This course assures learning by engaging the student using strategies that may include face-to-face meetings and/or online lectures, demonstrations, case studies, simulations,discussions, andother interactive and group activities.Practicing personal and professional reflection are core principles of Jean Watson’s Caring Science Theory. Reflective practice allows us to grow and to develop a better understanding of ourselves and our practices. Setting weekly goals provides purposefulplanning and consequential reflection upon the evaluating the journey and achievement of those goals at the end of the week.

REQUIRED TEXTS

Core Texts:

McEwen, M. & Willis, E. M. (2014). Theoretical basis for nursing, 4th ed. Philedelphia, PA: LippincottWilliams & Wilkens.
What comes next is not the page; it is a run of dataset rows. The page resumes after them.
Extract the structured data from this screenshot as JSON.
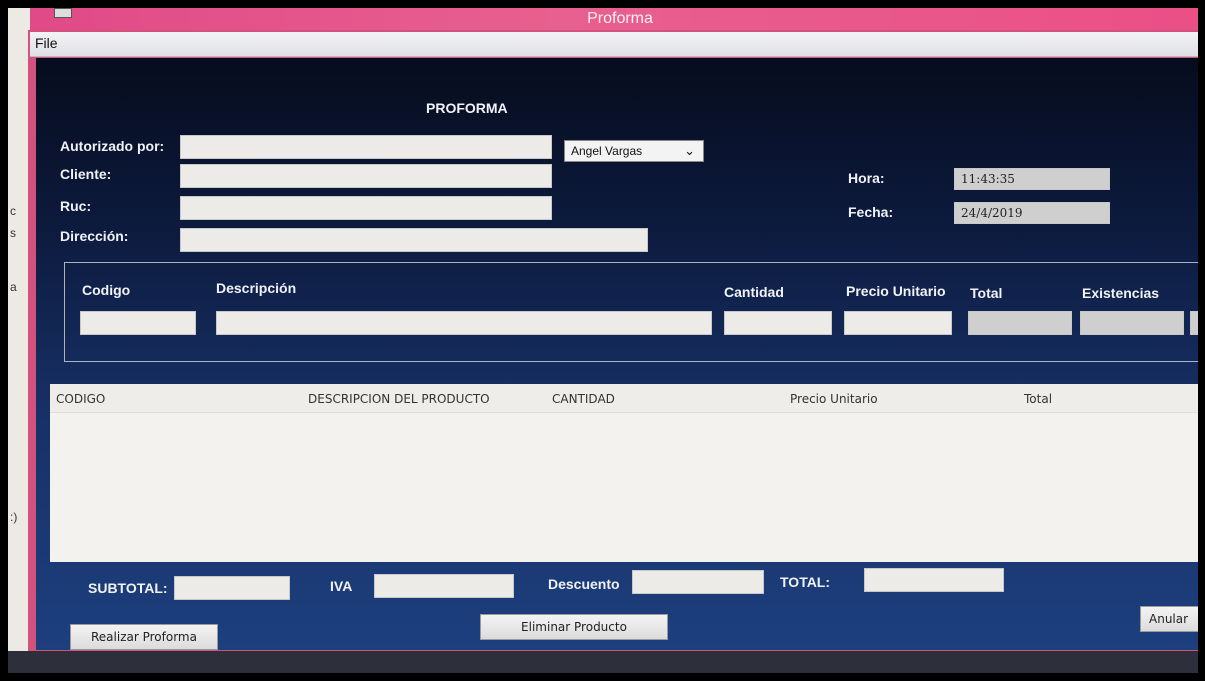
{
  "window": {
    "title": "Proforma"
  },
  "menu": {
    "file": "File"
  },
  "background": {
    "fragments": [
      "c",
      "s",
      "a",
      ":)"
    ]
  },
  "form": {
    "heading": "PROFORMA",
    "autorizado_label": "Autorizado por:",
    "autorizado_value": "",
    "autorizado_select": "Angel Vargas",
    "cliente_label": "Cliente:",
    "cliente_value": "",
    "ruc_label": "Ruc:",
    "ruc_value": "",
    "direccion_label": "Dirección:",
    "direccion_value": "",
    "hora_label": "Hora:",
    "hora_value": "11:43:35",
    "fecha_label": "Fecha:",
    "fecha_value": "24/4/2019"
  },
  "detail": {
    "codigo_label": "Codigo",
    "descripcion_label": "Descripción",
    "cantidad_label": "Cantidad",
    "precio_label": "Precio Unitario",
    "total_label": "Total",
    "existencias_label": "Existencias"
  },
  "table": {
    "columns": [
      "CODIGO",
      "DESCRIPCION DEL PRODUCTO",
      "CANTIDAD",
      "Precio Unitario",
      "Total"
    ],
    "rows": []
  },
  "totals": {
    "subtotal_label": "SUBTOTAL:",
    "iva_label": "IVA",
    "descuento_label": "Descuento",
    "total_label": "TOTAL:"
  },
  "buttons": {
    "realizar": "Realizar Proforma",
    "eliminar": "Eliminar Producto",
    "anular": "Anular Pro"
  }
}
ISBN: 978-1451190311

Nightingale, N. (2010). Notes on nursing: What it is and what it is not. Radford, VA: WilderPublication. ISBN: 978-1934451847Publication Manual of the American Psychological Association, 2010 (6th Edition).Washington, DC: American Psychological Association. ISBN: 978-14338005615Watson,

J. (2008). The philosophy and science of caring, revised edition. Boulder, CO: University Press of Colorado.

Smith, M. C. & Turkel, M. C. (2012). Caring in nursing classics: An essential resource. NewYork, NY: Springer Publishing. ISBN: 978-0826171115

Required manuscripts:

Leach, J. L. (2014) Using Simulation to Expose Shortcomings in Clinical Learning Outcomes.Nursing Education Perspectives 35:1, 56-57.Laurent, C. L., (2000) A nursing theory for nursing leadership. Journal of NursingManagement, 8 (2); 83-7.

Fawcett, J., Watson, J., Neuman, B., Walker, P. H., Fitzpatrick, J. J. (2001). On nursing theories and evidence. Journal of Nursing Scholarship, 33(2); 115-119

ECHNICAL REQUIREMENTS

To successfully complete this course, you will need access to appropriate technology with reliable Internet access and the appropriate system and software to support theD2Llearning platform. The technical requirements for users can be found in the Course Welcometab in your D2L course.

DOCUMENTATIONAny material not original to the student must be cited in the American PsychologicalAssociation (APA) style. Deliberate use of information or material from outside sources without proper citation is considered plagiarism and can be grounds for disciplinary action.See the explanation of Academic Integrity below.

ACADEMIC INTEGRITY

As a learning community of scholars, United States University emphasizes the ethical responsibility of all its members to seek knowledge honestly and in good faith. Students areresponsible for doing their own work, and academic dishonesty of any kind will not betolerated. Violations of academic integrity include, but are not limited to, cheating, plagiarism, or misrepresentation of information in oral or written form. Such violations will be dealt with severely by the instructor, the dean/director, and the standards committee. Plagiarism means presenting someone else’s idea or writing as if it were your own. If you use someone else’s idea or writing, be sure the source is clearly documented. Other guidelines for acceptable student behavior are specified in the United States University Catalog.

DISABILITY ACCOMMODATIONS

According to the Americans with Disabilities Act (ADA) of 1990, an individual with disability is defined as having functional limitations resulting from a diagnosed disability and applies to an individual who has a physical or mental impairment that substantially limits one or more of the individual’s major life activities; has a record of such an impairment; or is regarded as having such an impairment. In compliance with ADA guidelines, students who have any condition, either permanent or temporary, that may impair or impact their ability to successfully complete assignments, tasks or satisfy course criteria are requested to notify the Dean’s Office in order to understand how to apply for Student Disability Services. It is highly suggested that the student contact their professor to discuss the accommodations during the first week of the session. The granting of accommodations will not be retroactive and cannot jeopardize the academic standards or integrity of the course